Did you know that there's a big difference between story and plot? Amazingly, even many professional authors are confused about this. Today you'll learn that plot is physical while story is emotional. Balancing the two is one of the keys to writing fiction that will satisfy your audience.
Passion, Theme, Character, and Premise
This lesson is about the dramatic elements at the heart of every story: passion, theme, character, and premise. Your passion is what drives you to tell your story and the theme is the underlying message it carries. To convey your theme, you create characters that represent it—either positively or negatively. Put these elements together and you've got your premise.
Character is what story is all about. Without a character—and a change in him or her—there can be no story. Today, you'll discover why the best characters are flawed. We'll explore you main character—the protagonist—and the opposing force of the antagonist. And then we'll look at tricks and techniques for creating characters that are memorable.
The Checkpoints of Mystery Story Structuring
In this lesson, we'll explore the structure underlying almost every great story. That's right: Nearly every successful story has the same structure—a structure that virtually guarantees success! Like Sherlock Holmes, we'll examine each element of it under our writer's magnifying glass. Then we'll test our theories against some well-known mysteries. By the end, we'll have solved the mystery of story structure.
Act 1: Hook, Backstory, and Trigger
This is the first of three lessons in which you'll construct your story outline, act-by-act. In Act 1, you'll hook your readers. Then you'll fill them in with some character history called backstory. Finally, you'll exit Act 1 with a bang by triggering a traumatic event in the life of your protagonist.
Act 2: Crisis, Struggle, and Epiphany
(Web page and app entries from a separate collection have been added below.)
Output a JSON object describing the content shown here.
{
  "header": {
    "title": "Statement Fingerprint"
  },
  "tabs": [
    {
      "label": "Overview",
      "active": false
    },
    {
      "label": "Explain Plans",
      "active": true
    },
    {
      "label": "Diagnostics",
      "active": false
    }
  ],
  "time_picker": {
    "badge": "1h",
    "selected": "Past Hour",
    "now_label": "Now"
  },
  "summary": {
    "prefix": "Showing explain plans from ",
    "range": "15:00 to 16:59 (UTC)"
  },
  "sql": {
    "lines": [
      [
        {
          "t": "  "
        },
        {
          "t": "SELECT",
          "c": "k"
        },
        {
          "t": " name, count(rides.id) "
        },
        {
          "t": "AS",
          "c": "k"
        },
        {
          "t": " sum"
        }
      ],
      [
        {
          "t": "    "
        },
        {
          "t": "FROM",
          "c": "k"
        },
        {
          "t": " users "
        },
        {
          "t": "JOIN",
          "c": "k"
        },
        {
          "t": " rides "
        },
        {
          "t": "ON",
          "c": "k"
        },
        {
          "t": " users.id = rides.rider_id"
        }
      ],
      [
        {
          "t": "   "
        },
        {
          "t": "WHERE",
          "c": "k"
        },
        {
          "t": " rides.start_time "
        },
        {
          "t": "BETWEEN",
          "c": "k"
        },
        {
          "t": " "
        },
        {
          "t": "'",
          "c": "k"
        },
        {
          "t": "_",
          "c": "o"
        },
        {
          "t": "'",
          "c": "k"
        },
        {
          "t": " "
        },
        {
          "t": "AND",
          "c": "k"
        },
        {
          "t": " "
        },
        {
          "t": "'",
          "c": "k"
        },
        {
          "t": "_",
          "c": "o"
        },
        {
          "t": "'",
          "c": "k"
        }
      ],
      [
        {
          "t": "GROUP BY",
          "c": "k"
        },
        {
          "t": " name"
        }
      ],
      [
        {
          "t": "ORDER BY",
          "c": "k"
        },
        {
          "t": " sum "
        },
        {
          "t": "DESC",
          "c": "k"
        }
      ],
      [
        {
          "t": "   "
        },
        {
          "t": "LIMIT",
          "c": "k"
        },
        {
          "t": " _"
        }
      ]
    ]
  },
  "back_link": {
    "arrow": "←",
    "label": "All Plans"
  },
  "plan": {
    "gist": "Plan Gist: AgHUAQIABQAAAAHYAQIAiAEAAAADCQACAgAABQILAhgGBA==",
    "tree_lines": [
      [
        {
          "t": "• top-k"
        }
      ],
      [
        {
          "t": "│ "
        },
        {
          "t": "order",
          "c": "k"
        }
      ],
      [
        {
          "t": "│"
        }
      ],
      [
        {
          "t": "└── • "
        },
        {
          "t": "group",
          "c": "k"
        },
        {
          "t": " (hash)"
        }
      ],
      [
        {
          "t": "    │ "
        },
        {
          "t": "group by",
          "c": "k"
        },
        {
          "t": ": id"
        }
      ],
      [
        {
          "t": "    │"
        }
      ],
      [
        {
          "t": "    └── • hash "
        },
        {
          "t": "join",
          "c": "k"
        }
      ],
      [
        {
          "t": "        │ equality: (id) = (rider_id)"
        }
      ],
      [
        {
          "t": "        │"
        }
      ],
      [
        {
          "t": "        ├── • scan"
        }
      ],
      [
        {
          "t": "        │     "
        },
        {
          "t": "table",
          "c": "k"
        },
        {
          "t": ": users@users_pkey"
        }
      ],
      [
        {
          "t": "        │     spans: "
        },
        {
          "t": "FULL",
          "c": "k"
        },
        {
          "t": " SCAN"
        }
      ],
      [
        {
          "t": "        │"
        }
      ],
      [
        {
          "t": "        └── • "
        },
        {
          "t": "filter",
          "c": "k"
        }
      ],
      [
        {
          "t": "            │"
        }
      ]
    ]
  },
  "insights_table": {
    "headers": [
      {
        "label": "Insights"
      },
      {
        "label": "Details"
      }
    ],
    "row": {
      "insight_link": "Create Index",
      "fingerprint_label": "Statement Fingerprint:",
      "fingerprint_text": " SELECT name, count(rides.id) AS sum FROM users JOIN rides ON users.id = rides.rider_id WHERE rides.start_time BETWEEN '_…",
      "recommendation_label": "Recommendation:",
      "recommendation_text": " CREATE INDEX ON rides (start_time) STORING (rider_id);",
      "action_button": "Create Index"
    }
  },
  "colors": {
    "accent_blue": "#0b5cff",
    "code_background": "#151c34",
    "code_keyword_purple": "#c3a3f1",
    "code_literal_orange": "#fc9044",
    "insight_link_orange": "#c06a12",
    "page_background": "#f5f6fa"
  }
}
Today, we work on Act 2 of your mystery. If Act 1 ended with a bang, Act 2 starts with a whimper. Your protagonist begins in crisis—an emotional state brought on by his or her flaw. And because of that flaw, your protagonist will struggle throughout the act as the antagonist deals setback after setback. Fortunately, at the conclusion of Act 2, your protagonist finally figures out the source of all this emotional distress and overcomes it.
Act 3: Plan, Climax, and Ending
The epiphany that ended Act 2 has prepared your protagonist for triumph in Act 3. So it's time to devise a plan. The result will be a final confrontation with the antagonist. This lesson looks at the best way to defeat the antagonist—it's not what you might guess. Then, with that dramatic climax behind you, you'll be ready to tie up all your story's loose threads in the ending.
The Story Outline
We've accomplished a lot and you've gotten pretty comfortable with story structure. This is the lesson where we put it all together. We're going to move from story idea, to story outline, to developing scenes. From these little seeds, we're about to grow a forest.
Scene and Sequel
In this lesson, we'll unravel the internal structure of every piece of fiction you've ever read. This is different from story structure and it's something I bet you never even knew existed. It's called scene and sequel. After today, you'll never forget it.
One of the most important choices an author makes is viewpoint. It affects every aspect of story—from theme, to pacing, to suspense. Today we'll look at the three most common viewpoints: third person omniscient, third person limited, and first person. We'll explore the advantages and disadvantages of each by considering examples from real-word mystery novels.
Much of what we've talked about in this course applies to all types of fiction, not just mysteries. So, in learning how to write a great mystery, you've also been learning to be a better writer in all genres. But in this final lesson, we'll examine some elements unique to mystery writing. Then we'll wrap up with ideas about how to follow the roadmap you've created and actually reach your goal of a finished novel or screenplay.